[Interface dataset entries]
Start of Block

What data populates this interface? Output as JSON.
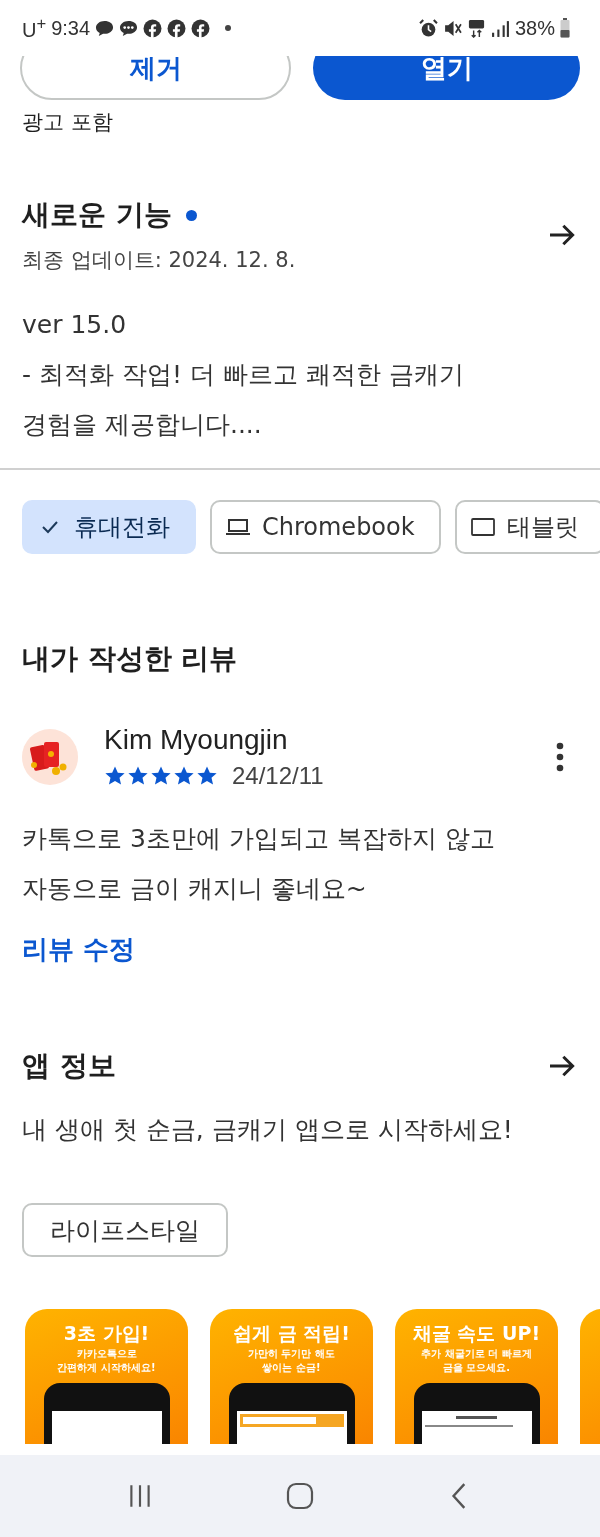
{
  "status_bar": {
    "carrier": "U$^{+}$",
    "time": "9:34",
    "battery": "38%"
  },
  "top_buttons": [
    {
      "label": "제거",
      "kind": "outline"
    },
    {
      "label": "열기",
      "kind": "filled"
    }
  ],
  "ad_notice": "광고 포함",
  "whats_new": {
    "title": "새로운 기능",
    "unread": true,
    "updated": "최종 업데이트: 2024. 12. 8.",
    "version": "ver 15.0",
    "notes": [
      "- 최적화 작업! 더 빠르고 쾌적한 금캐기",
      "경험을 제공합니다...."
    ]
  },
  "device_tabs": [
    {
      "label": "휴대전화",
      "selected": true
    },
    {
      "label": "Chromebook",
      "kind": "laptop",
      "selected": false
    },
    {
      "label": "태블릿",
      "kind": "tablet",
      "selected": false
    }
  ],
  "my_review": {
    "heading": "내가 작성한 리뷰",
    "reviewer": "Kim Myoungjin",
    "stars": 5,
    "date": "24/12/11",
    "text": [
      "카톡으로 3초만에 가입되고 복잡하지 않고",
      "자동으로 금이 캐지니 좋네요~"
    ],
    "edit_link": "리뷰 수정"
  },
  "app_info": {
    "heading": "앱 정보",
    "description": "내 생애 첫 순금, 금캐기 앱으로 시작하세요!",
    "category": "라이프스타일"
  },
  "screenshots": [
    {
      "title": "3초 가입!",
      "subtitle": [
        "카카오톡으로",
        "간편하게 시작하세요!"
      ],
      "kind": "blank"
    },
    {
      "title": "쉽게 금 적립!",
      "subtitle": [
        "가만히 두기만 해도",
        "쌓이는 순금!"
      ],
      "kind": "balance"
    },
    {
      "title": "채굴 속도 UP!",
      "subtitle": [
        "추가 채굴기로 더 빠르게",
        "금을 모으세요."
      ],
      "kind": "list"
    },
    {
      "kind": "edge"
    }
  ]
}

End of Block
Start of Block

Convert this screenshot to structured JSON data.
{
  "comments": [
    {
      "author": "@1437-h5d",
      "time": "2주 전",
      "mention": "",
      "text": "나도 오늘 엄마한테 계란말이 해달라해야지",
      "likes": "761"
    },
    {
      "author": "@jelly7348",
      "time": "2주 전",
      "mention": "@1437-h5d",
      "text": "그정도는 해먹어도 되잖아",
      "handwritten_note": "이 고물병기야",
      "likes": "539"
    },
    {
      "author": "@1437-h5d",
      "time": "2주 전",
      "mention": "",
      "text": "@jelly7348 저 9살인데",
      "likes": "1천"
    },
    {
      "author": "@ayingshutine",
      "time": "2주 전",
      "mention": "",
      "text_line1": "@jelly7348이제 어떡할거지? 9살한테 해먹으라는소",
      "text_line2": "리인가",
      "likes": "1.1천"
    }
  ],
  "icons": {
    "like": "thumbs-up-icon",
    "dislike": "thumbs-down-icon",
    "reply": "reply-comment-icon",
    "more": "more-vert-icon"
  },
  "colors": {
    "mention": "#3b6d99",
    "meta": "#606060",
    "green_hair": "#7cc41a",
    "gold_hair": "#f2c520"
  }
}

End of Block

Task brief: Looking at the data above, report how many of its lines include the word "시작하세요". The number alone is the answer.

Worked solution: 2